The goal of the museum is accordingly to tell the narrative of Hispanic San Marcos through the artifacts, and so is set up in a way to aid in the narrative. The artifacts are grouped together by certain activities or events. For example, on the west side of the museum the artifacts are grouped by domestic/home living. The artifacts in that group are items that are used around the home. On the north wall there is a case full of artifacts that are grouped together because they are religious items. Having the artifacts separated by their use or their meaning helps convey the story.
One of the biggest questions I encountered with the artifacts was, “whose voice are we going to represent?” As a community museum, there is a fine line that is walked between trying to represent the community and trying to represent the committee. It was during the process of inventorying that I came across some interesting and unanticipated issues of what “community” means in a community museum.
Being a community museum whose artifacts come from the community, the possibility always exists that the owner will want it back.
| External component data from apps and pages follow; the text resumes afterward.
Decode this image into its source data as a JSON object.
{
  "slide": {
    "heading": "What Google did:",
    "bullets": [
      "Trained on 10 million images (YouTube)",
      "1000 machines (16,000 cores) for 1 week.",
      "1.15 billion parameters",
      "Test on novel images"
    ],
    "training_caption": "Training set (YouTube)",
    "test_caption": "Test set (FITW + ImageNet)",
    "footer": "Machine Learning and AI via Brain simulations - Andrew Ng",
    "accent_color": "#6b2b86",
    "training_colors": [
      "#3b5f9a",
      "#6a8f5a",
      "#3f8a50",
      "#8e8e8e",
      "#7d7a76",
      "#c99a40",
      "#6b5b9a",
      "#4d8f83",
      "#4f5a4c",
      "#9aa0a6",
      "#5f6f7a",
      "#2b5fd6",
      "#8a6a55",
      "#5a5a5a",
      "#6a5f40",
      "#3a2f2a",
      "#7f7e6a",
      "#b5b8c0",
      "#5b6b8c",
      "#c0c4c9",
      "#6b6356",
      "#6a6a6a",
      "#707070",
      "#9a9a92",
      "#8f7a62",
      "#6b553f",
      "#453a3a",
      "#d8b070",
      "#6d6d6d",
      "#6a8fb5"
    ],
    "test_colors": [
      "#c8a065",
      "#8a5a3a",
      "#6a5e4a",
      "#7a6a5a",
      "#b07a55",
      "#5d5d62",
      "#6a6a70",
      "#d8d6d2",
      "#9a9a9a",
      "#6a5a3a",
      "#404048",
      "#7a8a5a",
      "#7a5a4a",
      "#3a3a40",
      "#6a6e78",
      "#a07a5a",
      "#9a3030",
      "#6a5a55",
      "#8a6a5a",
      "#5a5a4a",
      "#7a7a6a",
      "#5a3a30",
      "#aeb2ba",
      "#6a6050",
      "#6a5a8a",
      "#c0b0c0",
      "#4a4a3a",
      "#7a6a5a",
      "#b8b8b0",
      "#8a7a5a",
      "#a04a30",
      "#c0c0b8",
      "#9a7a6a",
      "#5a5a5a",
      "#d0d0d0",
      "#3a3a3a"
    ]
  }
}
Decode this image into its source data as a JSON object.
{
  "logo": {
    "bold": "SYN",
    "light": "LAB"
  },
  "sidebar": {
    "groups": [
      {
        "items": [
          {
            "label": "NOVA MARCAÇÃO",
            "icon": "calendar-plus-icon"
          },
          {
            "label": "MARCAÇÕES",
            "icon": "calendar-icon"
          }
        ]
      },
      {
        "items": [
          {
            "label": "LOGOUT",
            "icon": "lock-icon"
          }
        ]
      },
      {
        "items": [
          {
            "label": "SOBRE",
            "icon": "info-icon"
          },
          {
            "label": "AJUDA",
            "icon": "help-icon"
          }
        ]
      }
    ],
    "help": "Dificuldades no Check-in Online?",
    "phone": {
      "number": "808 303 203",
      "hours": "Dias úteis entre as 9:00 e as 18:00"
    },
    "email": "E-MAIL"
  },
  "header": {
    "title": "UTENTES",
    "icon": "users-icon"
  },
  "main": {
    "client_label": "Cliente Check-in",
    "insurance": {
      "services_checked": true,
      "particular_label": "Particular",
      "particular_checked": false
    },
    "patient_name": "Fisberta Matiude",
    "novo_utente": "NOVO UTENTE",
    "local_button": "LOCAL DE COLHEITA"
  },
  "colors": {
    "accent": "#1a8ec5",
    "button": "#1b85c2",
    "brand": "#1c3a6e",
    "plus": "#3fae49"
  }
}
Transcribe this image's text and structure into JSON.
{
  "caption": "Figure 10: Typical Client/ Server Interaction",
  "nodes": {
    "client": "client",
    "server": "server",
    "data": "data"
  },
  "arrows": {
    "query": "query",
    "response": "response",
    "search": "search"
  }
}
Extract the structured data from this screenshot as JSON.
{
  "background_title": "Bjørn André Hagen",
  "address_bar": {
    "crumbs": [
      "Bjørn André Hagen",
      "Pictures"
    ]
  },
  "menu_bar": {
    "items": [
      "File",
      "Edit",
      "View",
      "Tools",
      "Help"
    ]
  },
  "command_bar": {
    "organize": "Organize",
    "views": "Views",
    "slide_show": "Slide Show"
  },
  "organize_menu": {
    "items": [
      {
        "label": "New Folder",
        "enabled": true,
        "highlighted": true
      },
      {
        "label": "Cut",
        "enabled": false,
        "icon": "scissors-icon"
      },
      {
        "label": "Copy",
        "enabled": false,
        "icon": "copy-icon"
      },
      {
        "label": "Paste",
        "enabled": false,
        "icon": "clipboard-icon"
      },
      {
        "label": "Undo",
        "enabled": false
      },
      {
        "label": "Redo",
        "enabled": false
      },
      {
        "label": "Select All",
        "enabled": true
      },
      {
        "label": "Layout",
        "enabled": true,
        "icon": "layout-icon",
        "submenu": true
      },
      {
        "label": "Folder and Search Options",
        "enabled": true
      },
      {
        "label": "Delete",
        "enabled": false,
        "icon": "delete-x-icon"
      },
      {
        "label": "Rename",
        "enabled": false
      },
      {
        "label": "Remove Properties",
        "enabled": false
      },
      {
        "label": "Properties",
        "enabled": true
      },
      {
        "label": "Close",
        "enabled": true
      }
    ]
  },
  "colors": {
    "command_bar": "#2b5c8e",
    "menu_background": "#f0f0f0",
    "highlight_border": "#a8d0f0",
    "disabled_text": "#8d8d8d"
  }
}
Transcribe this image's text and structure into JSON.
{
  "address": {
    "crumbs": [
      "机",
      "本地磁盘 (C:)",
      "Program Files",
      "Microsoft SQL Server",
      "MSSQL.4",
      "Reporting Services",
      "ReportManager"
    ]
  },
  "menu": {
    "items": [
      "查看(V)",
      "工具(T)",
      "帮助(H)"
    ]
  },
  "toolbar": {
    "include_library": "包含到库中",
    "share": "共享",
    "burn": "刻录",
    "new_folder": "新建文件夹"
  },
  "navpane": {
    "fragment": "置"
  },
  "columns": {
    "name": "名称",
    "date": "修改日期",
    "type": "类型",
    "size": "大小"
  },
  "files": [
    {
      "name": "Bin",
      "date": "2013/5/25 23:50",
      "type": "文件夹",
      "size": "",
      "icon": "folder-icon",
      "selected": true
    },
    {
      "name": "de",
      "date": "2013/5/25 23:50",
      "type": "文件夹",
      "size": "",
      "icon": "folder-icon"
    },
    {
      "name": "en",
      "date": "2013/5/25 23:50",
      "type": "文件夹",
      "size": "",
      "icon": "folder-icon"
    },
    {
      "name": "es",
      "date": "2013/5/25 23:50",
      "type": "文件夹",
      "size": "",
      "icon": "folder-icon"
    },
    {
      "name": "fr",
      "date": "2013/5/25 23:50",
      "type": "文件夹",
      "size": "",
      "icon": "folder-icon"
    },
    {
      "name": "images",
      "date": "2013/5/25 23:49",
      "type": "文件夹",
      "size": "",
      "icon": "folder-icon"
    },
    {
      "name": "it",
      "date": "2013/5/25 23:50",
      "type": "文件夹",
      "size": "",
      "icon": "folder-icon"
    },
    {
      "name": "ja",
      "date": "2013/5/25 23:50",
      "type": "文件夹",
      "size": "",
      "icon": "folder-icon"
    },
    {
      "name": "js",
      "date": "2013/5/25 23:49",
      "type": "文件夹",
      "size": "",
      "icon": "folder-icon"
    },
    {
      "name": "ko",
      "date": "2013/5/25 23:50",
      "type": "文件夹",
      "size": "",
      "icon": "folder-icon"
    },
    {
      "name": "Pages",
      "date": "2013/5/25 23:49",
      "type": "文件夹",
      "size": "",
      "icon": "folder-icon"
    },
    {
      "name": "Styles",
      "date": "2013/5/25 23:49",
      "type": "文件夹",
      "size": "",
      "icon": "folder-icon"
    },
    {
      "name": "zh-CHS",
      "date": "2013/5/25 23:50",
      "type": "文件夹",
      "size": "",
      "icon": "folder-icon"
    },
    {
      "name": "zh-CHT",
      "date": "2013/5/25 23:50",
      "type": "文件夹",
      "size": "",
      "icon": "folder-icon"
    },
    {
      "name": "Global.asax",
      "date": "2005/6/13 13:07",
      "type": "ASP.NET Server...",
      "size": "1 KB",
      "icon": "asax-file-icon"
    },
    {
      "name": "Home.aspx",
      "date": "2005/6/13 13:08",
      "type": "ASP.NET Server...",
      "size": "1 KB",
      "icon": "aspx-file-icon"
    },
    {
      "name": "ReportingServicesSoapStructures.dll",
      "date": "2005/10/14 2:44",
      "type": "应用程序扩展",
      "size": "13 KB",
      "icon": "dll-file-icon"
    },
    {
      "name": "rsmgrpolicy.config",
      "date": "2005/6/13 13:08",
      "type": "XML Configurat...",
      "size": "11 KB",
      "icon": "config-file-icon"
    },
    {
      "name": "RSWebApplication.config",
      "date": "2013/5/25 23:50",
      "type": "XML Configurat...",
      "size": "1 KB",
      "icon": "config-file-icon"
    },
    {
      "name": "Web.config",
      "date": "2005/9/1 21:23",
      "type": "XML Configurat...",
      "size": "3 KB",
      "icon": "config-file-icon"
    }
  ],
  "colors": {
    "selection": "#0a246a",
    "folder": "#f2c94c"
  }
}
Because we have not yet had a chance to go through and add documentation to all the artifacts, it is possible for the original owner to take back the artifact. That can be challenging, because if the artifact is part of the museum, it is part of the story being told. If you take away the artifact, you may be taking away a piece of the story.
On the other hand, there is the problem of people donating items thinking they are museum-worthy items. As with most community museums, the people in the community want to contribute what they can to the museum. That contribution can come in a variety of forms, such as pictures, items, and oral histories. It is something somebody thinks is important enough to aid in the narrative of the museum. I was a part of the museum committee and I was able to witness firsthand the struggle in trying to pick which artifacts were to become permanent, which ones were going to become accessory items and which ones we were considering returning to the owner. I found out first hand that certain community members could have an influence on exhibits or artifacts. A plaque containing a picture of a teacher who taught at Southside was dropped off at the museum. The family that donated the plaque thought it should have been a part of the museum, because there was a picture of a teacher who had once taught at Southside. The museum committee had not had a chance to accept it into the museum or reject it, but because the family that dropped it off played a major role in the community, one of the members added it to the museum without committee review. I did not get a chance to research who the teacher in the picture was because the family actually ended up asking for the item back.
Interning at Centro was very rewarding for me. I did not really know how much of an influence Hispanic culture had in San Marcos, because I always figured San Antonio had the majority of it. I think the most rewarding part for me was interacting with members of the community. I really enjoyed getting to know some of the people that worked at Centro and would come to visit Centro. I loved hearing people’s background stories and family history.
After graduation, I hope to find a job that deals with cultures or even any museum work. After interning with Centro, I have a better appreciation for smaller, local museums. I definitely would not mind getting involved with smaller museums and trying to get them to rise from the ground up.